• [Records for the task]:

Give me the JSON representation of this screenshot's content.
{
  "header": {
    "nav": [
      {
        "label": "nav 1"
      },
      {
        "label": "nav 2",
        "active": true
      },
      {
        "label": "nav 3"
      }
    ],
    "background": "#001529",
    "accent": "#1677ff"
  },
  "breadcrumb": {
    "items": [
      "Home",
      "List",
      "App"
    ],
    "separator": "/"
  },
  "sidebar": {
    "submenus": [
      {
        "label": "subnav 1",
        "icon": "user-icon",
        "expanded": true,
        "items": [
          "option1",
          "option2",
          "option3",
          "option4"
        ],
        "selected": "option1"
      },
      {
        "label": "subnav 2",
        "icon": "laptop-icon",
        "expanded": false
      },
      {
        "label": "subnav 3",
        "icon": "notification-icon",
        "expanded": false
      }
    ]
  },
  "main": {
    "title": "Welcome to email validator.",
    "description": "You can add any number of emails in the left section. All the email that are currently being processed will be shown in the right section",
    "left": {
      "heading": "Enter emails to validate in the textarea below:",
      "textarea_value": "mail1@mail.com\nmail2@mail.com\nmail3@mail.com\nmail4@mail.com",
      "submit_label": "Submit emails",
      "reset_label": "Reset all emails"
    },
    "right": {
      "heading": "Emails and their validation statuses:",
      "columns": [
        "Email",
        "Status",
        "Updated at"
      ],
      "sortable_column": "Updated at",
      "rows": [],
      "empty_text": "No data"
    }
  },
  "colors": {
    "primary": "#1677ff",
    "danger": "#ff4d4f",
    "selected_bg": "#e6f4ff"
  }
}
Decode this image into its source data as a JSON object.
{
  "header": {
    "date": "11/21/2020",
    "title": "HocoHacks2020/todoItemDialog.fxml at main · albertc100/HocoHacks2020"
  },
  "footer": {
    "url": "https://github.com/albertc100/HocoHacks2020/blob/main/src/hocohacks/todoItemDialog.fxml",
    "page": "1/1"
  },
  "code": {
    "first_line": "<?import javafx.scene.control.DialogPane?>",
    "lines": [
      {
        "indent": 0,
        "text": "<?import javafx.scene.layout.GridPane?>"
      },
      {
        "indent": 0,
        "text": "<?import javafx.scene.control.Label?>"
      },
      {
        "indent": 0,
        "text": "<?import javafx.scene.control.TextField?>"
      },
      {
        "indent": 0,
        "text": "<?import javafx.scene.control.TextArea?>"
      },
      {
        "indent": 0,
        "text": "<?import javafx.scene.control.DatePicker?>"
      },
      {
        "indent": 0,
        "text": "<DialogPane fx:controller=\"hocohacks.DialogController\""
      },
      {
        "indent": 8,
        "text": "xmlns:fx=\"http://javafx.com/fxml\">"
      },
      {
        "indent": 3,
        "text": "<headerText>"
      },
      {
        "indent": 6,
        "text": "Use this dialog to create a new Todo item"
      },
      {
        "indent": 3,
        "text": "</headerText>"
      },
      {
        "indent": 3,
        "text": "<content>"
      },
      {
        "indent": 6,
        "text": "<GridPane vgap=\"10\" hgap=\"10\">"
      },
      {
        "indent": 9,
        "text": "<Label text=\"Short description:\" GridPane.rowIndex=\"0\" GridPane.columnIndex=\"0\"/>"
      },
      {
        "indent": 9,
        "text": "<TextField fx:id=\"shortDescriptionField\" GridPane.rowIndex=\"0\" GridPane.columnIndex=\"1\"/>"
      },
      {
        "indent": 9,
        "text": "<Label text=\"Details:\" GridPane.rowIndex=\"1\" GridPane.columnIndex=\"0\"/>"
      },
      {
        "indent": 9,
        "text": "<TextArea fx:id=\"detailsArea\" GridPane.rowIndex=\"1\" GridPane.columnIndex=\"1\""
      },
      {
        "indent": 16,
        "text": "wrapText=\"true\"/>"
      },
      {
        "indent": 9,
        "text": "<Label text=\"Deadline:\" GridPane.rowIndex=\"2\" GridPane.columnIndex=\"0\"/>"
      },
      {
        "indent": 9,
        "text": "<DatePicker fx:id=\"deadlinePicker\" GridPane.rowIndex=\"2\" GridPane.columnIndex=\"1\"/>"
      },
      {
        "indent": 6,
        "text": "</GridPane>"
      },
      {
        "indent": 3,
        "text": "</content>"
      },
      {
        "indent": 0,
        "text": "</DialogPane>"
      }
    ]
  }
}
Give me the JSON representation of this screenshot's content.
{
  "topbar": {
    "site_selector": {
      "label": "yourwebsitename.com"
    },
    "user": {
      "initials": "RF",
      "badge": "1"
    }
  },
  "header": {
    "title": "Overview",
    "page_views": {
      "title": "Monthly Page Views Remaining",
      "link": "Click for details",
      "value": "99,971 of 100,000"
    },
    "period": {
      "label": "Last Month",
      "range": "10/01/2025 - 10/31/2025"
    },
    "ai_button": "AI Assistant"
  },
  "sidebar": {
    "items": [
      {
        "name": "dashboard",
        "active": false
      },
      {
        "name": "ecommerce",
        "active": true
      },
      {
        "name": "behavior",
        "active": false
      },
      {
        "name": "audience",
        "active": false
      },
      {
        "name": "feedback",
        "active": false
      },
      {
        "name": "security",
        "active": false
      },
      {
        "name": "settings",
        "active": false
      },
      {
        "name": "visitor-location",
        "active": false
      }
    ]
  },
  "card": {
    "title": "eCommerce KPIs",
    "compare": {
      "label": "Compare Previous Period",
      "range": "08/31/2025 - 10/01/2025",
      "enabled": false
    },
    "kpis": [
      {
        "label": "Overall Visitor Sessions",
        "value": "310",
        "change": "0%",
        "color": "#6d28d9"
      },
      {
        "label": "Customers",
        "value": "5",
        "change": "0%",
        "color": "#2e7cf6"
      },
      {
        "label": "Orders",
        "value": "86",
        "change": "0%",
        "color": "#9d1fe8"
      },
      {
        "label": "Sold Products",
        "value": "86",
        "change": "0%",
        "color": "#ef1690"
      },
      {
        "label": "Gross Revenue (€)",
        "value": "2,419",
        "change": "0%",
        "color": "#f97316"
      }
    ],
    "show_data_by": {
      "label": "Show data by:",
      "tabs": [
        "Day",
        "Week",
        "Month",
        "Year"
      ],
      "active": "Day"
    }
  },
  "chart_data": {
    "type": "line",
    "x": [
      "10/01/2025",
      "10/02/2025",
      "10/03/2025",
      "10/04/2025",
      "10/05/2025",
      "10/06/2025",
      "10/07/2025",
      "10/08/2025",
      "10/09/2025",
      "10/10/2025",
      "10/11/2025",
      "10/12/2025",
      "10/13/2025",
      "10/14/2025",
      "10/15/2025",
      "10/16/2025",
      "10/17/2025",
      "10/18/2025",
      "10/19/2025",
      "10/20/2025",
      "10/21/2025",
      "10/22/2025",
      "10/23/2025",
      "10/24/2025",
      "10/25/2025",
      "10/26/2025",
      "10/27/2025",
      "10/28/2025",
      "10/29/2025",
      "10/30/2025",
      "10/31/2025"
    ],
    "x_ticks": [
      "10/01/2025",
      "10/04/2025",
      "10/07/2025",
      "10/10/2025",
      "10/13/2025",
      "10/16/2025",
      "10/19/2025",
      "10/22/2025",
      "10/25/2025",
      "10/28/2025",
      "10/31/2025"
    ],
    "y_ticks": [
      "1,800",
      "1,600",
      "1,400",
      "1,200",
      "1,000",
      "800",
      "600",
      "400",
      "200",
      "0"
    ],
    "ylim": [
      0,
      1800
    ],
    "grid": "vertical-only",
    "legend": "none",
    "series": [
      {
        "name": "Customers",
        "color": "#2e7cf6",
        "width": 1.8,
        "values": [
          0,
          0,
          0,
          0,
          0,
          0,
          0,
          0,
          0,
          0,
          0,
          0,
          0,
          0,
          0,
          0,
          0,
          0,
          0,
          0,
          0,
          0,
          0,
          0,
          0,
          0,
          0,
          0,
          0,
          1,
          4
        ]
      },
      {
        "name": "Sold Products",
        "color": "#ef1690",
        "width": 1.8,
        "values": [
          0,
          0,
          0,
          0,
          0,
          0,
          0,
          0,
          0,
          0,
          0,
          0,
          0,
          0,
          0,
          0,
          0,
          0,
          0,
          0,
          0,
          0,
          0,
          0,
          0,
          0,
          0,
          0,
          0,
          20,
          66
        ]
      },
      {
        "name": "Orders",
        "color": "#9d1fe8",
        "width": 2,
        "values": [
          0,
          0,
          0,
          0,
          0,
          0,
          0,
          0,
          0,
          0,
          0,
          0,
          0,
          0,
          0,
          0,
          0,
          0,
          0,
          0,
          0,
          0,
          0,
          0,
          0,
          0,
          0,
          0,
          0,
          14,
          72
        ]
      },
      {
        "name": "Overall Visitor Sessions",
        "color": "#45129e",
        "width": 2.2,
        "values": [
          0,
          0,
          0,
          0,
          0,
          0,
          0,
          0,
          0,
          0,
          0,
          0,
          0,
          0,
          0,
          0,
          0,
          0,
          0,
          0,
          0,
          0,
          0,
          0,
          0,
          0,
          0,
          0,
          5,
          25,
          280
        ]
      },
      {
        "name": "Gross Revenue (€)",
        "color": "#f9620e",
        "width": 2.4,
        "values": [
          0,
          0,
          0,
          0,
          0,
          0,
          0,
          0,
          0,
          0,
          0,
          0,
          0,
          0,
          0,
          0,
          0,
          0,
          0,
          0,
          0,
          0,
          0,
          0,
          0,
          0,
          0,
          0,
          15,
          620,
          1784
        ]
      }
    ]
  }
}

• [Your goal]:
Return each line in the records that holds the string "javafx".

• [Output]:
    "first_line": "<?import javafx.scene.control.DialogPane?>",
        "text": "<?import javafx.scene.layout.GridPane?>"
        "text": "<?import javafx.scene.control.Label?>"
        "text": "<?import javafx.scene.control.TextField?>"
        "text": "<?import javafx.scene.control.TextArea?>"
        "text": "<?import javafx.scene.control.DatePicker?>"
        "text": "xmlns:fx=\"http://javafx.com/fxml\">"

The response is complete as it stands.